ENTRIES PROVIDED =
+++
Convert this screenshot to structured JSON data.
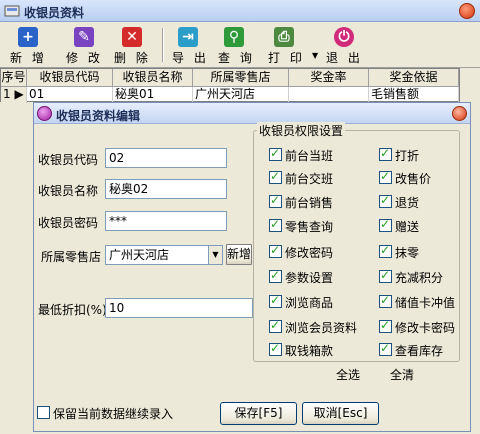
{
  "window": {
    "title": "收银员资料"
  },
  "toolbar": {
    "new": "新 增",
    "edit": "修 改",
    "delete": "删 除",
    "export": "导 出",
    "query": "查 询",
    "print": "打 印",
    "exit": "退 出"
  },
  "grid": {
    "headers": [
      "序号",
      "收银员代码",
      "收银员名称",
      "所属零售店",
      "奖金率",
      "奖金依据"
    ],
    "row": {
      "index": "1",
      "code": "01",
      "name": "秘奥01",
      "store": "广州天河店",
      "rate": "",
      "basis": "毛销售额"
    }
  },
  "dialog": {
    "title": "收银员资料编辑",
    "code_label": "收银员代码",
    "code_value": "02",
    "name_label": "收银员名称",
    "name_value": "秘奥02",
    "password_label": "收银员密码",
    "password_value": "***",
    "store_label": "所属零售店",
    "store_value": "广州天河店",
    "store_new": "新增",
    "discount_label": "最低折扣(%)",
    "discount_value": "10",
    "perm_title": "收银员权限设置",
    "permissions": [
      {
        "label": "前台当班",
        "checked": true
      },
      {
        "label": "打折",
        "checked": true
      },
      {
        "label": "前台交班",
        "checked": true
      },
      {
        "label": "改售价",
        "checked": true
      },
      {
        "label": "前台销售",
        "checked": true
      },
      {
        "label": "退货",
        "checked": true
      },
      {
        "label": "零售查询",
        "checked": true
      },
      {
        "label": "赠送",
        "checked": true
      },
      {
        "label": "修改密码",
        "checked": true
      },
      {
        "label": "抹零",
        "checked": true
      },
      {
        "label": "参数设置",
        "checked": true
      },
      {
        "label": "充减积分",
        "checked": true
      },
      {
        "label": "浏览商品",
        "checked": true
      },
      {
        "label": "储值卡冲值",
        "checked": true
      },
      {
        "label": "浏览会员资料",
        "checked": true
      },
      {
        "label": "修改卡密码",
        "checked": true
      },
      {
        "label": "取钱箱款",
        "checked": true
      },
      {
        "label": "查看库存",
        "checked": true
      }
    ],
    "select_all": "全选",
    "clear_all": "全清",
    "keep_label": "保留当前数据继续录入",
    "save": "保存[F5]",
    "cancel": "取消[Esc]"
  },
  "colors": {
    "title_bg": "#c4d5f2",
    "face": "#ece9d8",
    "check": "#21a121"
  }
}
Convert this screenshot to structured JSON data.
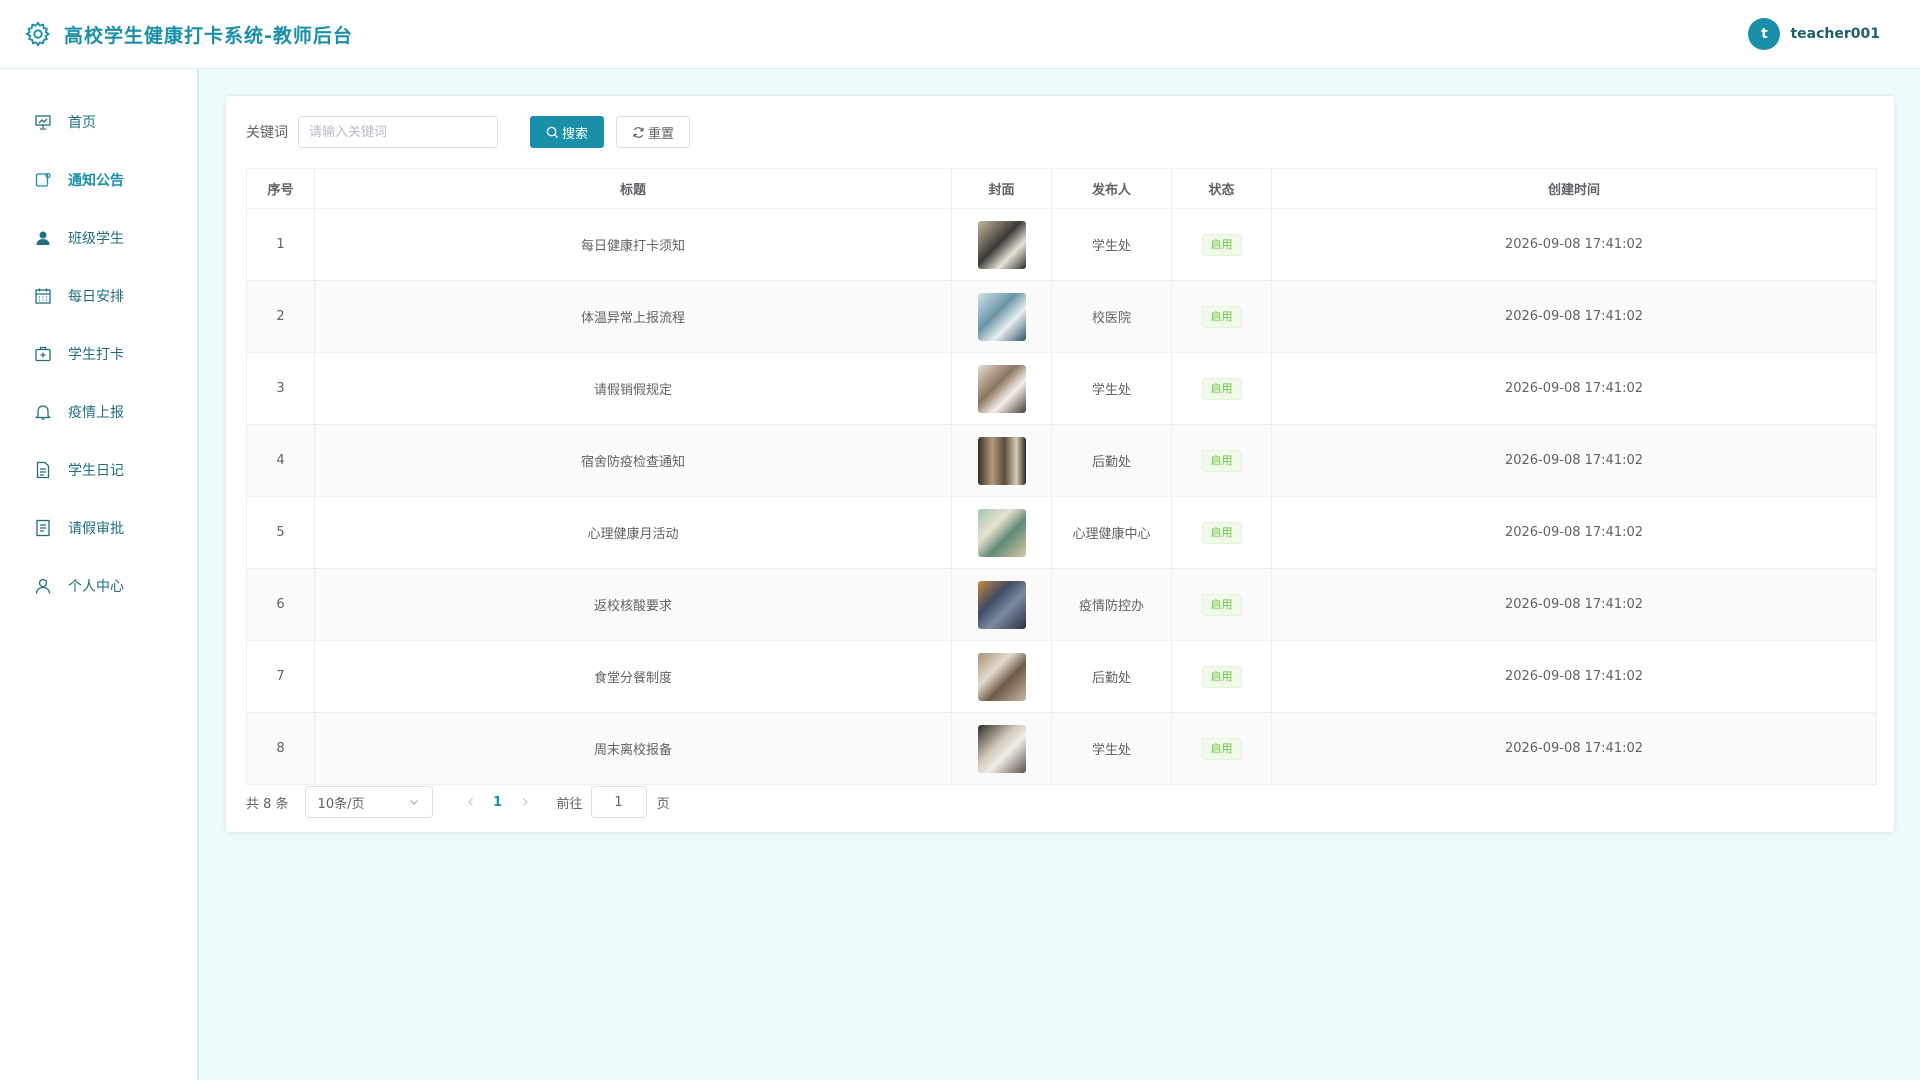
{
  "header": {
    "title": "高校学生健康打卡系统-教师后台",
    "avatar_initial": "t",
    "username": "teacher001"
  },
  "sidebar": {
    "items": [
      {
        "label": "首页",
        "icon": "dashboard-icon"
      },
      {
        "label": "通知公告",
        "icon": "notice-icon"
      },
      {
        "label": "班级学生",
        "icon": "user-filled-icon"
      },
      {
        "label": "每日安排",
        "icon": "calendar-icon"
      },
      {
        "label": "学生打卡",
        "icon": "first-aid-kit-icon"
      },
      {
        "label": "疫情上报",
        "icon": "bell-icon"
      },
      {
        "label": "学生日记",
        "icon": "document-icon"
      },
      {
        "label": "请假审批",
        "icon": "tickets-icon"
      },
      {
        "label": "个人中心",
        "icon": "user-icon"
      }
    ],
    "active_index": 1
  },
  "search": {
    "keyword_label": "关键词",
    "placeholder": "请输入关键词",
    "search_label": "搜索",
    "reset_label": "重置"
  },
  "table": {
    "columns": [
      "序号",
      "标题",
      "封面",
      "发布人",
      "状态",
      "创建时间"
    ],
    "rows": [
      {
        "index": "1",
        "title": "每日健康打卡须知",
        "publisher": "学生处",
        "status": "启用",
        "created": "2026-09-08 17:41:02"
      },
      {
        "index": "2",
        "title": "体温异常上报流程",
        "publisher": "校医院",
        "status": "启用",
        "created": "2026-09-08 17:41:02"
      },
      {
        "index": "3",
        "title": "请假销假规定",
        "publisher": "学生处",
        "status": "启用",
        "created": "2026-09-08 17:41:02"
      },
      {
        "index": "4",
        "title": "宿舍防疫检查通知",
        "publisher": "后勤处",
        "status": "启用",
        "created": "2026-09-08 17:41:02"
      },
      {
        "index": "5",
        "title": "心理健康月活动",
        "publisher": "心理健康中心",
        "status": "启用",
        "created": "2026-09-08 17:41:02"
      },
      {
        "index": "6",
        "title": "返校核酸要求",
        "publisher": "疫情防控办",
        "status": "启用",
        "created": "2026-09-08 17:41:02"
      },
      {
        "index": "7",
        "title": "食堂分餐制度",
        "publisher": "后勤处",
        "status": "启用",
        "created": "2026-09-08 17:41:02"
      },
      {
        "index": "8",
        "title": "周末离校报备",
        "publisher": "学生处",
        "status": "启用",
        "created": "2026-09-08 17:41:02"
      }
    ]
  },
  "pagination": {
    "total_text": "共 8 条",
    "page_size": "10条/页",
    "current_page": "1",
    "goto_label": "前往",
    "goto_value": "1",
    "goto_suffix": "页"
  },
  "colors": {
    "accent": "#1a8fa8",
    "background": "#eefbfc",
    "status_ok": "#67c23a"
  }
}
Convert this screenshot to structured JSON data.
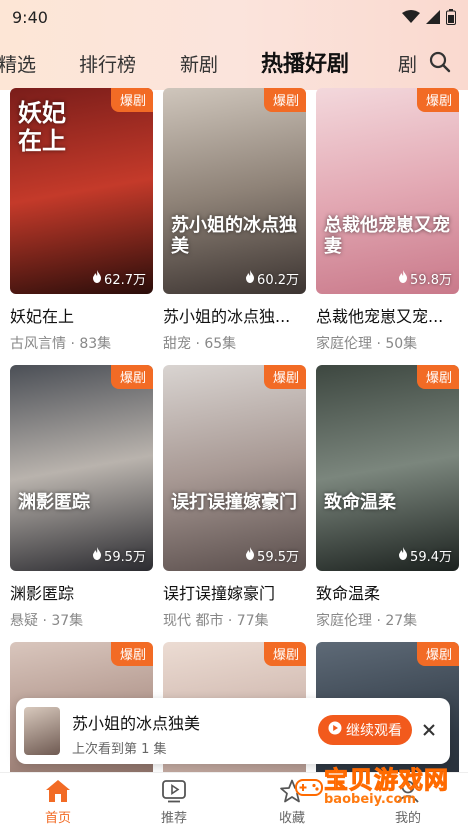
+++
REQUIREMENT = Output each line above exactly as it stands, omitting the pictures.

WRITTEN ANSWER =
Convert this screenshot to structured JSON data.
{
  "window": {
    "title": "收银员资料"
  },
  "toolbar": {
    "new": "新 增",
    "edit": "修 改",
    "delete": "删 除",
    "export": "导 出",
    "query": "查 询",
    "print": "打 印",
    "exit": "退 出"
  },
  "grid": {
    "headers": [
      "序号",
      "收银员代码",
      "收银员名称",
      "所属零售店",
      "奖金率",
      "奖金依据"
    ],
    "row": {
      "index": "1",
      "code": "01",
      "name": "秘奥01",
      "store": "广州天河店",
      "rate": "",
      "basis": "毛销售额"
    }
  },
  "dialog": {
    "title": "收银员资料编辑",
    "code_label": "收银员代码",
    "code_value": "02",
    "name_label": "收银员名称",
    "name_value": "秘奥02",
    "password_label": "收银员密码",
    "password_value": "***",
    "store_label": "所属零售店",
    "store_value": "广州天河店",
    "store_new": "新增",
    "discount_label": "最低折扣(%)",
    "discount_value": "10",
    "perm_title": "收银员权限设置",
    "permissions": [
      {
        "label": "前台当班",
        "checked": true
      },
      {
        "label": "打折",
        "checked": true
      },
      {
        "label": "前台交班",
        "checked": true
      },
      {
        "label": "改售价",
        "checked": true
      },
      {
        "label": "前台销售",
        "checked": true
      },
      {
        "label": "退货",
        "checked": true
      },
      {
        "label": "零售查询",
        "checked": true
      },
      {
        "label": "赠送",
        "checked": true
      },
      {
        "label": "修改密码",
        "checked": true
      },
      {
        "label": "抹零",
        "checked": true
      },
      {
        "label": "参数设置",
        "checked": true
      },
      {
        "label": "充减积分",
        "checked": true
      },
      {
        "label": "浏览商品",
        "checked": true
      },
      {
        "label": "储值卡冲值",
        "checked": true
      },
      {
        "label": "浏览会员资料",
        "checked": true
      },
      {
        "label": "修改卡密码",
        "checked": true
      },
      {
        "label": "取钱箱款",
        "checked": true
      },
      {
        "label": "查看库存",
        "checked": true
      }
    ],
    "select_all": "全选",
    "clear_all": "全清",
    "keep_label": "保留当前数据继续录入",
    "save": "保存[F5]",
    "cancel": "取消[Esc]"
  },
  "colors": {
    "title_bg": "#c4d5f2",
    "face": "#ece9d8",
    "check": "#21a121"
  }
}
Convert this screenshot to structured JSON data.
{
  "header": {
    "title": "高校学生健康打卡系统-教师后台",
    "avatar_initial": "t",
    "username": "teacher001"
  },
  "sidebar": {
    "items": [
      {
        "label": "首页",
        "icon": "dashboard-icon"
      },
      {
        "label": "通知公告",
        "icon": "notice-icon"
      },
      {
        "label": "班级学生",
        "icon": "user-filled-icon"
      },
      {
        "label": "每日安排",
        "icon": "calendar-icon"
      },
      {
        "label": "学生打卡",
        "icon": "first-aid-kit-icon"
      },
      {
        "label": "疫情上报",
        "icon": "bell-icon"
      },
      {
        "label": "学生日记",
        "icon": "document-icon"
      },
      {
        "label": "请假审批",
        "icon": "tickets-icon"
      },
      {
        "label": "个人中心",
        "icon": "user-icon"
      }
    ],
    "active_index": 1
  },
  "search": {
    "keyword_label": "关键词",
    "placeholder": "请输入关键词",
    "search_label": "搜索",
    "reset_label": "重置"
  },
  "table": {
    "columns": [
      "序号",
      "标题",
      "封面",
      "发布人",
      "状态",
      "创建时间"
    ],
    "rows": [
      {
        "index": "1",
        "title": "每日健康打卡须知",
        "publisher": "学生处",
        "status": "启用",
        "created": "2026-09-08 17:41:02"
      },
      {
        "index": "2",
        "title": "体温异常上报流程",
        "publisher": "校医院",
        "status": "启用",
        "created": "2026-09-08 17:41:02"
      },
      {
        "index": "3",
        "title": "请假销假规定",
        "publisher": "学生处",
        "status": "启用",
        "created": "2026-09-08 17:41:02"
      },
      {
        "index": "4",
        "title": "宿舍防疫检查通知",
        "publisher": "后勤处",
        "status": "启用",
        "created": "2026-09-08 17:41:02"
      },
      {
        "index": "5",
        "title": "心理健康月活动",
        "publisher": "心理健康中心",
        "status": "启用",
        "created": "2026-09-08 17:41:02"
      },
      {
        "index": "6",
        "title": "返校核酸要求",
        "publisher": "疫情防控办",
        "status": "启用",
        "created": "2026-09-08 17:41:02"
      },
      {
        "index": "7",
        "title": "食堂分餐制度",
        "publisher": "后勤处",
        "status": "启用",
        "created": "2026-09-08 17:41:02"
      },
      {
        "index": "8",
        "title": "周末离校报备",
        "publisher": "学生处",
        "status": "启用",
        "created": "2026-09-08 17:41:02"
      }
    ]
  },
  "pagination": {
    "total_text": "共 8 条",
    "page_size": "10条/页",
    "current_page": "1",
    "goto_label": "前往",
    "goto_value": "1",
    "goto_suffix": "页"
  },
  "colors": {
    "accent": "#1a8fa8",
    "background": "#eefbfc",
    "status_ok": "#67c23a"
  }
}
Convert this screenshot to structured JSON data.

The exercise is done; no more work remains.